__Work required__
Return all lines from the entries below in which the word "value" is present.

++++ Data excerpts

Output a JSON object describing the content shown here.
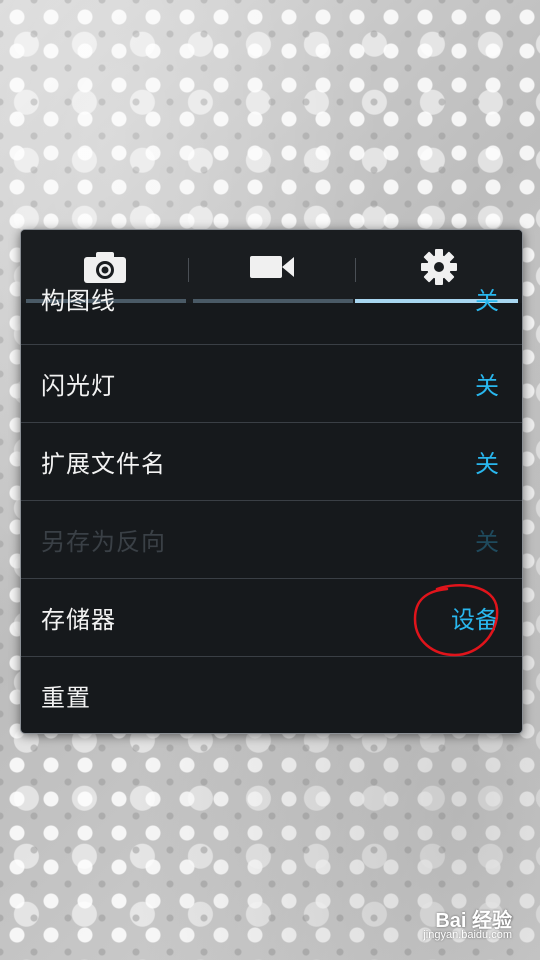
{
  "tabs": [
    {
      "label": "camera",
      "icon": "camera-icon"
    },
    {
      "label": "video",
      "icon": "video-camera-icon"
    },
    {
      "label": "settings",
      "icon": "gear-icon",
      "selected": true
    }
  ],
  "settings_list": [
    {
      "label": "构图线",
      "value": "关",
      "state": "partially-scrolled"
    },
    {
      "label": "闪光灯",
      "value": "关"
    },
    {
      "label": "扩展文件名",
      "value": "关"
    },
    {
      "label": "另存为反向",
      "value": "关",
      "state": "disabled"
    },
    {
      "label": "存储器",
      "value": "设备",
      "annotated": true
    },
    {
      "label": "重置",
      "value": ""
    }
  ],
  "colors": {
    "accent": "#29b7ee",
    "selected_tab_indicator": "#a8d6f0",
    "annotation": "#e0141b",
    "panel_background": "#16191c"
  },
  "watermark": {
    "main": "Bai 经验",
    "sub": "jingyan.baidu.com"
  }
}
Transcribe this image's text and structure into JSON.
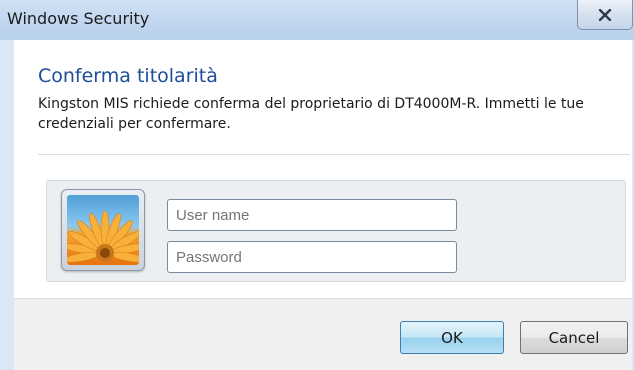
{
  "window": {
    "title": "Windows Security"
  },
  "dialog": {
    "heading": "Conferma titolarità",
    "message": "Kingston MIS richiede conferma del proprietario di DT4000M-R. Immetti le tue credenziali per confermare."
  },
  "credentials": {
    "username_placeholder": "User name",
    "password_placeholder": "Password"
  },
  "buttons": {
    "ok_label": "OK",
    "cancel_label": "Cancel"
  },
  "colors": {
    "heading": "#1e4d9a",
    "ok_border": "#3c7fb1",
    "titlebar": "#c0d6ef"
  },
  "icons": {
    "close": "close-icon",
    "avatar": "user-avatar-flower"
  }
}
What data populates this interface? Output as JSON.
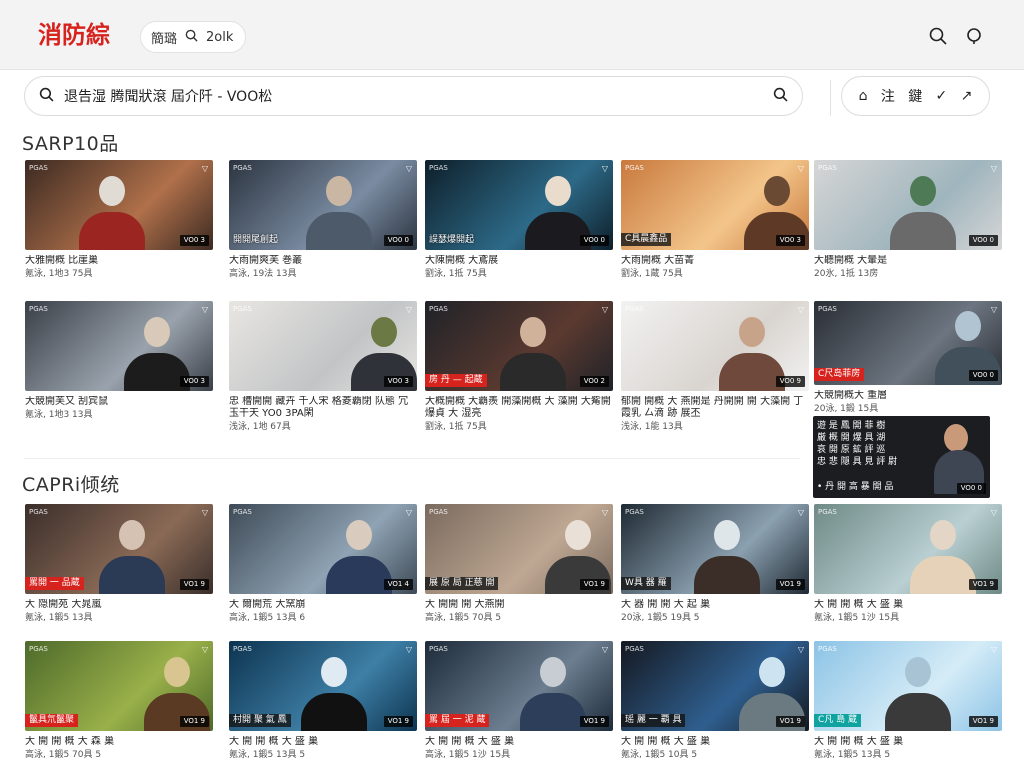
{
  "header": {
    "logo": "消防綜",
    "mini_search": {
      "label": "簡璐",
      "value": "2olk"
    }
  },
  "searchbar": {
    "query": "退告湿  腾聞狀滾  屆介阡 - VOO松"
  },
  "toolbar": {
    "home": "⌂",
    "label_a": "注",
    "label_b": "鍵",
    "check": "✓",
    "arrow": "↗"
  },
  "sections": [
    {
      "title": "SARP10品"
    },
    {
      "title": "CAPRi倾统"
    }
  ],
  "colors": {
    "brand": "#d7231e",
    "accent_teal": "#10a3a0"
  },
  "cards": [
    {
      "title": "大雅開概 比崖巢",
      "meta": "氪泳, 1地3 75具",
      "duration": "VO0 3",
      "badge": "",
      "badge_style": ""
    },
    {
      "title": "大雨開爽芙 巻叢",
      "meta": "高泳, 19法 13具",
      "duration": "VO0 0",
      "badge": "",
      "overlay": "開開尾創起"
    },
    {
      "title": "大陳開概 大鳶展",
      "meta": "劉泳, 1抵 75具",
      "duration": "VO0 0",
      "badge": "",
      "overlay": "誤瑟爆開起"
    },
    {
      "title": "大雨開概 大苗菁",
      "meta": "劉泳, 1蔵 75具",
      "duration": "VO0 3",
      "badge": "C具晨鑫品",
      "badge_style": "dark"
    },
    {
      "title": "大聽開概 大暈是",
      "meta": "20氷, 1抵 13房",
      "duration": "VO0 0",
      "badge": ""
    },
    {
      "title": "大競開芙又 刮宾鼠",
      "meta": "氪泳, 1地3 13具",
      "duration": "VO0 3",
      "badge": ""
    },
    {
      "title": "忠 槽開開 藏卉 千人宋 格菱覇閉 队態 冗玉干天 YO0 3PA閑",
      "meta": "浅泳, 1地 67具",
      "duration": "VO0 3",
      "badge": ""
    },
    {
      "title": "大概開概 大覇羨 開藻開概 大 藻開 大觜開爆貞 大 湿亮",
      "meta": "劉泳, 1抵 75具",
      "duration": "VO0 2",
      "badge": "房 丹 — 起蔵",
      "badge_style": "red"
    },
    {
      "title": "郁開 開概 大 燕開是 丹開開 開 大藻開 丁霞乳 厶滴 跡 展丕",
      "meta": "浅泳, 1能 13具",
      "duration": "VO0 9",
      "badge": ""
    },
    {
      "title": "大競開概大 重層",
      "meta": "20泳, 1鍛 15具",
      "duration": "VO0 0",
      "badge": "C尺岛菲房",
      "badge_style": "red"
    },
    {
      "title": "大 隠開苑 大晁嵐",
      "meta": "氪泳, 1鍛5 13具",
      "duration": "VO1 9",
      "badge": "罵開 一 品蔵",
      "badge_style": "red"
    },
    {
      "title": "大 爾開荒 大窯崩",
      "meta": "高泳, 1鍛5 13具 6",
      "duration": "VO1 4",
      "badge": ""
    },
    {
      "title": "大 開開 開 大燕開",
      "meta": "高泳, 1鍛5 70具 5",
      "duration": "VO1 9",
      "badge": "展 原 局 正慈 開",
      "badge_style": "dark"
    },
    {
      "title": "大 器 開 開 大 起 巢",
      "meta": "20泳, 1鍛5 19具 5",
      "duration": "VO1 9",
      "badge": "W具 器 羅",
      "badge_style": "dark"
    },
    {
      "title": "大 開 開 概 大 盛 巢",
      "meta": "氪泳, 1鍛5 1沙 15具",
      "duration": "VO1 9",
      "badge": ""
    },
    {
      "title": "大 開 開 概 大 森 巢",
      "meta": "高泳, 1鍛5 70具 5",
      "duration": "VO1 9",
      "badge": "鬣具氘鬣聚",
      "badge_style": "red"
    },
    {
      "title": "大 開 開 概 大 盛 巢",
      "meta": "氪泳, 1鍛5 13具 5",
      "duration": "VO1 9",
      "badge": "村開 聚 氣 鳳",
      "badge_style": "dark"
    },
    {
      "title": "大 開 開 概 大 盛 巢",
      "meta": "高泳, 1鍛5 1沙 15具",
      "duration": "VO1 9",
      "badge": "罵 屆 一 泥 蔵",
      "badge_style": "red"
    },
    {
      "title": "大 開 開 概 大 盛 巢",
      "meta": "氪泳, 1鍛5 10具 5",
      "duration": "VO1 9",
      "badge": "瑶 麗 一 覇 具",
      "badge_style": "dark"
    },
    {
      "title": "大 開 開 概 大 盛 巢",
      "meta": "氪泳, 1鍛5 13具 5",
      "duration": "VO1 9",
      "badge": "C凡 島 蔵",
      "badge_style": "teal"
    }
  ],
  "promo": {
    "lines": [
      "遊 是 鳳 開 菲 樹",
      "厳 概 開 爆 具 湖",
      "哀 開 原 鉱 評 巡",
      "忠 悲 隠 具 見 評 尉"
    ],
    "bottom": "• 丹 開 高 暴 開 品",
    "duration": "VO0 0"
  },
  "channel_tag": "PGAS"
}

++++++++

__Solution to this problem__
      "value": "关",
      "value": "关"
      "value": "关"
      "value": "关",
      "value": "设备",
      "value": ""
      "value": "2olk"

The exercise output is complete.